Has the computer mouse evolved itself right out of existence? Maybe so, if Pranav Mistry has anything to say about it. The designer, working in the Fluid Interfaces Group at MIT’s Media Lab, is developing the Mouseless: a computer input device that works like a traditional mouse, but without the presence of an actual physical mouse.
The Mouseless keeps the intuitive physical action of a two-button mouse that we’ve all become so accustomed to, but gets rid of the mouse. It uses an infrared laser beam and infrared camera, both of which are embedded in the computer, to track hand movement. The user positions his hand and taps his fingers in much the same way that he would if a physical mouse were present.
It might seem like nothing more than a fun gimmick, but the virtual mouse would have a number of advantages over a physical one. The system could be programmed to recognize gestures that a traditional mouse couldn’t handle, making actions like zooming much simpler. As the technology improves, more and more gestures could be included while the typical physical mouse can only handle a limited number of functions.
The prototype Mouseless was built for around $20, so there very well could be a future for this technology.
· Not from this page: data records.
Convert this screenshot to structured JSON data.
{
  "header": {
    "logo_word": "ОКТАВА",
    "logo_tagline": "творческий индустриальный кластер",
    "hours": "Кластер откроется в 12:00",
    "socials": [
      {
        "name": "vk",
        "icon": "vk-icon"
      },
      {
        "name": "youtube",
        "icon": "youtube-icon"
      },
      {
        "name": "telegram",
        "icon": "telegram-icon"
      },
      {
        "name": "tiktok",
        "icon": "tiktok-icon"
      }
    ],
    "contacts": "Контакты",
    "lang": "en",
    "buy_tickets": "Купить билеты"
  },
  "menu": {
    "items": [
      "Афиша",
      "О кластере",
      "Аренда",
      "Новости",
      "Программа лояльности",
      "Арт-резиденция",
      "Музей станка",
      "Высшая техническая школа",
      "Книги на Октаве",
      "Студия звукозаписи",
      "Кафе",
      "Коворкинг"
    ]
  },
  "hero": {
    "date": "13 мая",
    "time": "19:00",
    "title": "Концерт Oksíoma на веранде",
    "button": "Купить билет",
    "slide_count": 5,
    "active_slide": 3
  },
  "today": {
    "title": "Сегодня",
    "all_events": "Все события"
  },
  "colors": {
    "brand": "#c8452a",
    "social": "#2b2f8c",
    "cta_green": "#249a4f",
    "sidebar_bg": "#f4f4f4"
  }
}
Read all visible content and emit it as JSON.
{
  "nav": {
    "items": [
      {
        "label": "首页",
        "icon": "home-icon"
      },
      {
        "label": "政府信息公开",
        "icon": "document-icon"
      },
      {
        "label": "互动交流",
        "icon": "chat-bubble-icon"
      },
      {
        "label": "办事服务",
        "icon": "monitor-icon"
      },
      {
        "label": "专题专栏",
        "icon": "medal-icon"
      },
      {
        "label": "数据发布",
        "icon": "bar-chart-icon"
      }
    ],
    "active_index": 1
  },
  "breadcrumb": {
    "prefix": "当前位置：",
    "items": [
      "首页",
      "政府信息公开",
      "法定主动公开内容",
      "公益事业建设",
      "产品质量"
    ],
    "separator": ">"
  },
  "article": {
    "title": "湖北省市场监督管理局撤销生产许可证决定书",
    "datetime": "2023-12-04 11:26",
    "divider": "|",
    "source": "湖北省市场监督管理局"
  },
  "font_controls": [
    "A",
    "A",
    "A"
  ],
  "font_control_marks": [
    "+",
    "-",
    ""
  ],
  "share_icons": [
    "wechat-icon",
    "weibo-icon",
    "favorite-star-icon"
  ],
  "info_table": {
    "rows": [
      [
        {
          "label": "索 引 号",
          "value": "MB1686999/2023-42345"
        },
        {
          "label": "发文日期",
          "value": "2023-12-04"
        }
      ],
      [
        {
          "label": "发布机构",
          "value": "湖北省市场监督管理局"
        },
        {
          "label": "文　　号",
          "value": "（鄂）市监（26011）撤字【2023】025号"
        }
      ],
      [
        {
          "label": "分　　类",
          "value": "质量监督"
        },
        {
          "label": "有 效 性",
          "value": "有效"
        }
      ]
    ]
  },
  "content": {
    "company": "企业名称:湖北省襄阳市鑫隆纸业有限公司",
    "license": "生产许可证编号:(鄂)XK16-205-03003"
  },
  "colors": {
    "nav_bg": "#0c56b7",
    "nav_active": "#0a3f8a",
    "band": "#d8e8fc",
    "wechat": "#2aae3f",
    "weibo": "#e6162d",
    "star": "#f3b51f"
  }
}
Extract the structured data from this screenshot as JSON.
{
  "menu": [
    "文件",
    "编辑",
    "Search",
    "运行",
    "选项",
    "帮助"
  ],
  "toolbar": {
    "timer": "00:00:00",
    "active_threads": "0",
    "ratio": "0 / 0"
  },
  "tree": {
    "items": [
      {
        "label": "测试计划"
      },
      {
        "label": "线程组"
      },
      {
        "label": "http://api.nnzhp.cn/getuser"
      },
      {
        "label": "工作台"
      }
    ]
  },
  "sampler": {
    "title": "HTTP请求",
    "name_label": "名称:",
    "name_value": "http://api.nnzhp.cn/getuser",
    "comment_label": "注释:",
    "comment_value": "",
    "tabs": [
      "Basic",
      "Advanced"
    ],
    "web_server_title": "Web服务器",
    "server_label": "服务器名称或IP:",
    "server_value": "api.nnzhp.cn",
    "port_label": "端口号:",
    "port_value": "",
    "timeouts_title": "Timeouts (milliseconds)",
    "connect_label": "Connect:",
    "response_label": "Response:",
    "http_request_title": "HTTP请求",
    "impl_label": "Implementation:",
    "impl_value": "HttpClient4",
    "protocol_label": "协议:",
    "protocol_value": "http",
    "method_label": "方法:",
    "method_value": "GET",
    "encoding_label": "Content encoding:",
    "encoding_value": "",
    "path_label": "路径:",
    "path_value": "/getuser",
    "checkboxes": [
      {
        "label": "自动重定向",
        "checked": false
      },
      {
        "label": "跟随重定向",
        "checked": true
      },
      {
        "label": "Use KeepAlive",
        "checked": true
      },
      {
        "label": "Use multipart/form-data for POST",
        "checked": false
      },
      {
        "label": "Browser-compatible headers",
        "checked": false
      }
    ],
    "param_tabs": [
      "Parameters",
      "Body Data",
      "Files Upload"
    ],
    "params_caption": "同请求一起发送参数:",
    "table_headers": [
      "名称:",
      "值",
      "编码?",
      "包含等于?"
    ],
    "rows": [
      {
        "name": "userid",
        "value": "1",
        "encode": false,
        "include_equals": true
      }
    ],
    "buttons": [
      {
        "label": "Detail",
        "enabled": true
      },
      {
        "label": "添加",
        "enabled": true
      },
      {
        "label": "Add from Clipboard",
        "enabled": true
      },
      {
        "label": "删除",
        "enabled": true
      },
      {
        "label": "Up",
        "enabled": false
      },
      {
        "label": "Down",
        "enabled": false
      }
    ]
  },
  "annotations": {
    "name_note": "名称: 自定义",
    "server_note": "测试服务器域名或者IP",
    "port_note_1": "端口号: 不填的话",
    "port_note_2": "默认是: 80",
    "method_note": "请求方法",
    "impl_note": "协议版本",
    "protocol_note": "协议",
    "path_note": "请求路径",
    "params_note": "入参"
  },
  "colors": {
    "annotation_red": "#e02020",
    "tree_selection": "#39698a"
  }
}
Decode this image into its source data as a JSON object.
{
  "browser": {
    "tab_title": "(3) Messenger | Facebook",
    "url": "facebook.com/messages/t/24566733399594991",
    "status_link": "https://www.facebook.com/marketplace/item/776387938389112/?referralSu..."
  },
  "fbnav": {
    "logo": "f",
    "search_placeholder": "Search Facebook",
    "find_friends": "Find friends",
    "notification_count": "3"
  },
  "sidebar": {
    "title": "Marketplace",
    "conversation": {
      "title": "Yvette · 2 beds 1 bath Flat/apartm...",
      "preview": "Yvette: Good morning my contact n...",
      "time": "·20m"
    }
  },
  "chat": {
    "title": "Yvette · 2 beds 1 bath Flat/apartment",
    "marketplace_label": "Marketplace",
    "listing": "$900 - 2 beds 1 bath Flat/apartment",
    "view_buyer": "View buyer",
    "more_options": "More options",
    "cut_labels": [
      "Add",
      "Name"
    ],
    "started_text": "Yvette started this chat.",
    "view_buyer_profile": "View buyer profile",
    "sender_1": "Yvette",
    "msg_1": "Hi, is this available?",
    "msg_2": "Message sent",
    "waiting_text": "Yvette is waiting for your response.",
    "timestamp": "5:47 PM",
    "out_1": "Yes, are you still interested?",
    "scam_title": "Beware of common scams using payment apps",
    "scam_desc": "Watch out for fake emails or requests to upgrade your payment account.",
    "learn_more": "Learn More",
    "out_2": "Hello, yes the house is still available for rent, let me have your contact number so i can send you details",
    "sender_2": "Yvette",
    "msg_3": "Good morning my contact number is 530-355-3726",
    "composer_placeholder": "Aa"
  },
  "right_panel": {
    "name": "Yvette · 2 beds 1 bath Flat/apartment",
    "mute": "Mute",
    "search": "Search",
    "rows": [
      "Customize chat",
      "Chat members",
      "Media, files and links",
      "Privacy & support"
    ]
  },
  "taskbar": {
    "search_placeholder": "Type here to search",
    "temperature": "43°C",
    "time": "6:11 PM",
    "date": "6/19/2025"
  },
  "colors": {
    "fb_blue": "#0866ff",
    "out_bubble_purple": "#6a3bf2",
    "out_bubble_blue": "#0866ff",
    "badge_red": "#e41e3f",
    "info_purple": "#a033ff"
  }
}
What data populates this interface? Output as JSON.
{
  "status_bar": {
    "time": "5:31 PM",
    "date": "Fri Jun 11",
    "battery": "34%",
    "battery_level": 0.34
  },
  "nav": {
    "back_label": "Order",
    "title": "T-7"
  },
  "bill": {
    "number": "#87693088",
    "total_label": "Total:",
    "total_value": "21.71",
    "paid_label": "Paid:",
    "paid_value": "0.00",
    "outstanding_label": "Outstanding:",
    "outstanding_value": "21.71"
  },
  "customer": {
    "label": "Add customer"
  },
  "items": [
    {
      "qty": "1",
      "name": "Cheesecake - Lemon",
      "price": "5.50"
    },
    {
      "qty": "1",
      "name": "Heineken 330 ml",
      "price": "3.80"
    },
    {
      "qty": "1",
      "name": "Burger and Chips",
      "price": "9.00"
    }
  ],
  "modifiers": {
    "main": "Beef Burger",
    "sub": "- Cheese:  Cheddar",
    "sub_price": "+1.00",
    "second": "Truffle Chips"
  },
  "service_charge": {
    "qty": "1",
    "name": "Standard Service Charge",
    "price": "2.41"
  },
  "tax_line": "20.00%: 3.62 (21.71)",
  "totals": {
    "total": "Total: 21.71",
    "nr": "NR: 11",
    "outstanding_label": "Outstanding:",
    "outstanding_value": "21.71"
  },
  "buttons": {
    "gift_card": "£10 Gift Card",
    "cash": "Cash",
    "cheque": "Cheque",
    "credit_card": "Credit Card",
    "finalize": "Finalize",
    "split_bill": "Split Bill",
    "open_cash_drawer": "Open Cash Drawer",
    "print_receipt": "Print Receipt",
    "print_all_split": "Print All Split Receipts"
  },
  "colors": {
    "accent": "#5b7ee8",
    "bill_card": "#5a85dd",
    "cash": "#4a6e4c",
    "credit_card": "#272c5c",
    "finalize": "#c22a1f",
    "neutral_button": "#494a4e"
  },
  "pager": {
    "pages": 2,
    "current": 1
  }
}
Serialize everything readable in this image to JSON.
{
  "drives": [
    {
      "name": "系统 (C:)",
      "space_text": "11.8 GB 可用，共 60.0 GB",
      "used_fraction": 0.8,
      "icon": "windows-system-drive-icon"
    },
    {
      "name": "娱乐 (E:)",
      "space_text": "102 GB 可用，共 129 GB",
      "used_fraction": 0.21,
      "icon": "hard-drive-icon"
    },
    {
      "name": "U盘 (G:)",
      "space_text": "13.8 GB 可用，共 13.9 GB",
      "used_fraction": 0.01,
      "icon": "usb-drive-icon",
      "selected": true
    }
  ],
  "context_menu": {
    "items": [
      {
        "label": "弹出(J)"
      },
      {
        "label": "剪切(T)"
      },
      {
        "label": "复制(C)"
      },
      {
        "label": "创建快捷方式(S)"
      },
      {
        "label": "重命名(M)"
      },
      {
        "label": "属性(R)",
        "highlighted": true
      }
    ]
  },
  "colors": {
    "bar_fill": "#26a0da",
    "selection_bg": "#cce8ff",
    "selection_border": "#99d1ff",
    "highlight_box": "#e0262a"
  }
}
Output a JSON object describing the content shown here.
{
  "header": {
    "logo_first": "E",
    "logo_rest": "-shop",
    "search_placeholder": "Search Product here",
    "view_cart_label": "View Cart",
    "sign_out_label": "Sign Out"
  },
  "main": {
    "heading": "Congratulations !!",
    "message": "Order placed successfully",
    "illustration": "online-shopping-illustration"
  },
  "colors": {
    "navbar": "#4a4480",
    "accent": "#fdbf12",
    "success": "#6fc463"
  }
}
And with a cost that low, manufacturers might one day be able to include one on each side of a laptop, allowing both lefties and righties to intuitively – and mouselessly – control their computers.